His voice — naturally a central feature on an album that bears his name — has always been well suited to that ultra-laid back vibe, but neither can one take away from the power in his delivery of “My Everything” or the successful middle ground built up in “Chicken Delight,” a sense of tension coming to a head that the swinging “Kentucky II” pays off in its righteous and familiar shuffle. “Popcorn (Hit Me When You Can)” arguably provides the hardest thrust of John Garcia and the Band of Gold, but “Apache Junction,” which immediately follows, is both the heaviest and the most intriguing as regards arrangement, with guitars echoing out late after slamming out a central riff that’s replete with sonic detailing, bass chugging away beneath effects-laced background vocal layers between lyric lines, and the balance of the mix such that Garcia‘s voice is given an opportunity to cut through the tonal presence surrounding, something that he’s been doing in oft-imitated fashion for over two decades. Unsurprisingly, he nails it.

So will John Garcia and the Band of Gold really be his last record? Yeah, probably not. Even if it’s his last “solo” album for some time, he’s proven restless enough in the past that it’s easy to think maybe he’d work again with Dave Angstrom in Hermano or follow-up on the several reunion gigs Slo Burn did in 2017 with more there. Of the litany of projects he’s been involved in throughout his career, new material would be welcome from just about any of them — which isn’t to mention the perpetually-unfinished business with Unida, a band once stifled by contract woes from releasing what would’ve been their breakthrough album. If John Garcia is going to run out the thread on tour for this release and call it a career, though, what a career to call it. It probably doesn’t help pay the mortgage, but the guy’s legitimately a legend who’s influence has thus far spanned two generations, and John Garcia and the Band of Gold finds him in top form, arguably in better control of his craft than he was when Vista Chino made Peace for the intervening years of writing, touring and singing.

If it’s how he wants to go out, he certainly doesn’t owe anyone anything. But the question, ultimately, is a distraction, and a negative one if it takes anything away from appreciating John Garcia and the Band of Gold on its own level. Among the most crucial statements Garcia makes with the third LP under his name comes from that change in identity. He’s still searching.

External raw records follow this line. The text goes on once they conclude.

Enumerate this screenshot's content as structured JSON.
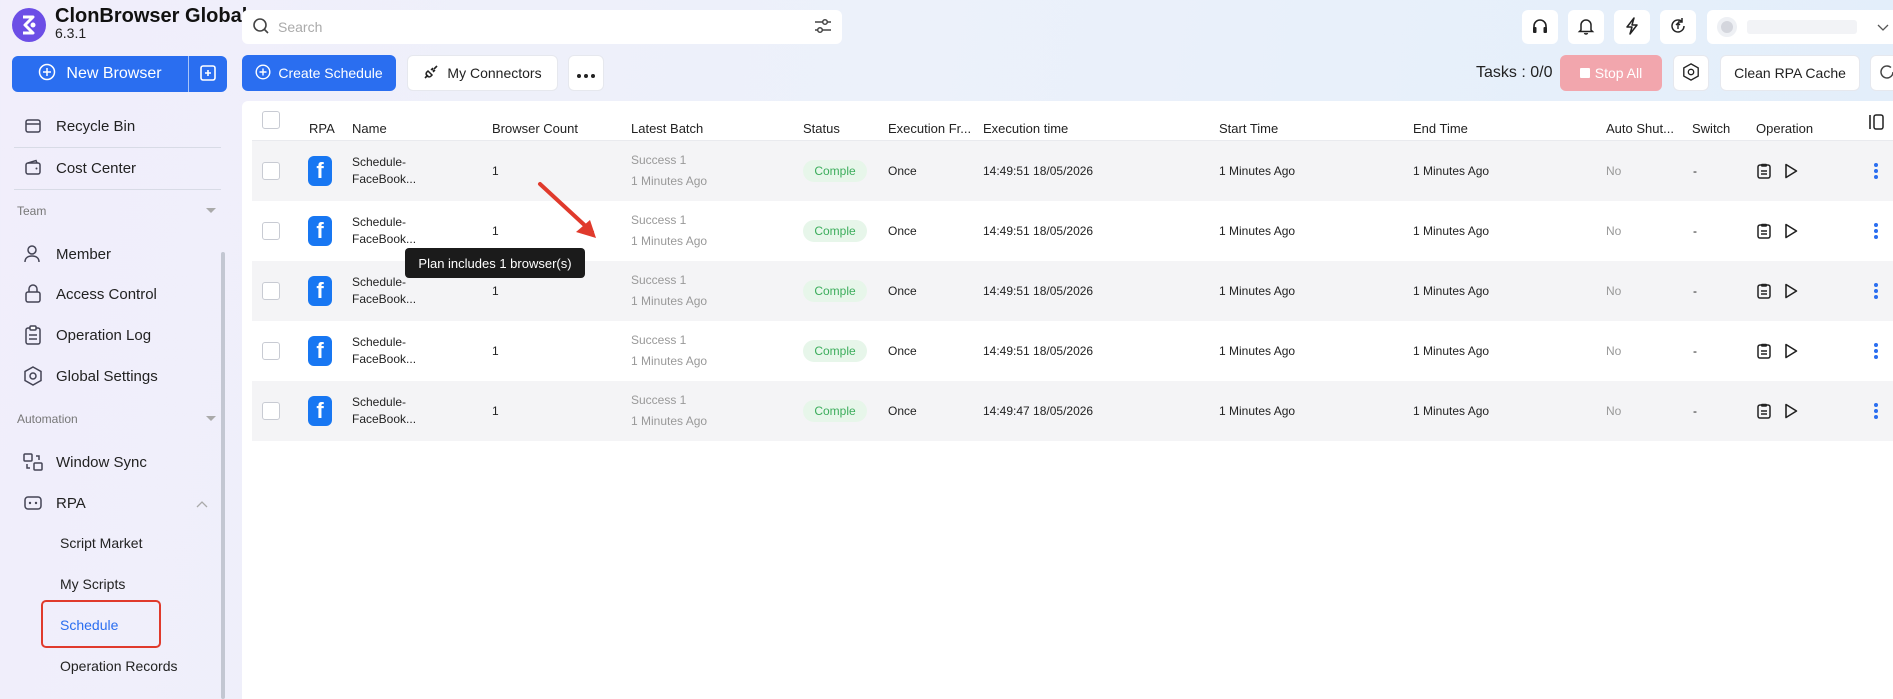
{
  "app": {
    "name": "ClonBrowser Global",
    "version": "6.3.1"
  },
  "sidebar": {
    "new_browser_label": "New Browser",
    "top_items": [
      {
        "label": "Recycle Bin",
        "icon": "recycle-bin-icon"
      },
      {
        "label": "Cost Center",
        "icon": "wallet-icon"
      }
    ],
    "team_section": "Team",
    "team_items": [
      {
        "label": "Member",
        "icon": "user-icon"
      },
      {
        "label": "Access Control",
        "icon": "lock-icon"
      },
      {
        "label": "Operation Log",
        "icon": "clipboard-icon"
      },
      {
        "label": "Global Settings",
        "icon": "hexagon-gear-icon"
      }
    ],
    "automation_section": "Automation",
    "automation_items": [
      {
        "label": "Window Sync",
        "icon": "sync-windows-icon"
      },
      {
        "label": "RPA",
        "icon": "robot-icon"
      }
    ],
    "rpa_sub_items": [
      {
        "label": "Script Market"
      },
      {
        "label": "My Scripts"
      },
      {
        "label": "Schedule",
        "active": true
      },
      {
        "label": "Operation Records"
      }
    ]
  },
  "search": {
    "placeholder": "Search"
  },
  "toolbar": {
    "create_schedule": "Create Schedule",
    "my_connectors": "My Connectors",
    "tasks_label": "Tasks : 0/0",
    "stop_all": "Stop All",
    "clean_cache": "Clean RPA Cache"
  },
  "table": {
    "headers": {
      "rpa": "RPA",
      "name": "Name",
      "browser_count": "Browser Count",
      "latest_batch": "Latest Batch",
      "status": "Status",
      "execution_freq": "Execution Fr...",
      "execution_time": "Execution time",
      "start_time": "Start Time",
      "end_time": "End Time",
      "auto_shutdown": "Auto Shut...",
      "switch": "Switch",
      "operation": "Operation"
    },
    "rows": [
      {
        "name_1": "Schedule-",
        "name_2": "FaceBook...",
        "count": "1",
        "batch_1": "Success 1",
        "batch_2": "1 Minutes Ago",
        "status": "Comple",
        "freq": "Once",
        "exec_time": "14:49:51 18/05/2026",
        "start": "1 Minutes Ago",
        "end": "1 Minutes Ago",
        "auto": "No",
        "switch": "-"
      },
      {
        "name_1": "Schedule-",
        "name_2": "FaceBook...",
        "count": "1",
        "batch_1": "Success 1",
        "batch_2": "1 Minutes Ago",
        "status": "Comple",
        "freq": "Once",
        "exec_time": "14:49:51 18/05/2026",
        "start": "1 Minutes Ago",
        "end": "1 Minutes Ago",
        "auto": "No",
        "switch": "-"
      },
      {
        "name_1": "Schedule-",
        "name_2": "FaceBook...",
        "count": "1",
        "batch_1": "Success 1",
        "batch_2": "1 Minutes Ago",
        "status": "Comple",
        "freq": "Once",
        "exec_time": "14:49:51 18/05/2026",
        "start": "1 Minutes Ago",
        "end": "1 Minutes Ago",
        "auto": "No",
        "switch": "-"
      },
      {
        "name_1": "Schedule-",
        "name_2": "FaceBook...",
        "count": "1",
        "batch_1": "Success 1",
        "batch_2": "1 Minutes Ago",
        "status": "Comple",
        "freq": "Once",
        "exec_time": "14:49:51 18/05/2026",
        "start": "1 Minutes Ago",
        "end": "1 Minutes Ago",
        "auto": "No",
        "switch": "-"
      },
      {
        "name_1": "Schedule-",
        "name_2": "FaceBook...",
        "count": "1",
        "batch_1": "Success 1",
        "batch_2": "1 Minutes Ago",
        "status": "Comple",
        "freq": "Once",
        "exec_time": "14:49:47 18/05/2026",
        "start": "1 Minutes Ago",
        "end": "1 Minutes Ago",
        "auto": "No",
        "switch": "-"
      }
    ]
  },
  "tooltip": "Plan includes 1 browser(s)",
  "colors": {
    "primary": "#2a6ef0",
    "logo": "#6c4ee6",
    "status_green": "#3cad5c",
    "stop_pink": "#f2a6ad",
    "annotation_red": "#e03a2c",
    "facebook": "#1877f2"
  }
}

He’s still trying to find just that right place to inhabit that’s not only his own, but as much about the future as about his storied past. If fronting John Garcia and the Band of Gold is what lets him do that, fine. It worked for his one-time bandmate Brant Bjork for a while when he led Brant Bjork and the Low Desert Punk Band, also on Napalm Records. And if John Garcia and the Band of Gold does make that happen, it’s even less likely this self-titled will be their last outing. But, just like how at any second his voice might punch the listener upside the head with belted-out desert grit, his future is wholly unpredictable.

John Garcia, “My Everything”

John Garcia on Thee Facebooks

John Garcia on Twitter

Napalm Records webstore

Tags: , , , , , ,

Leave a Reply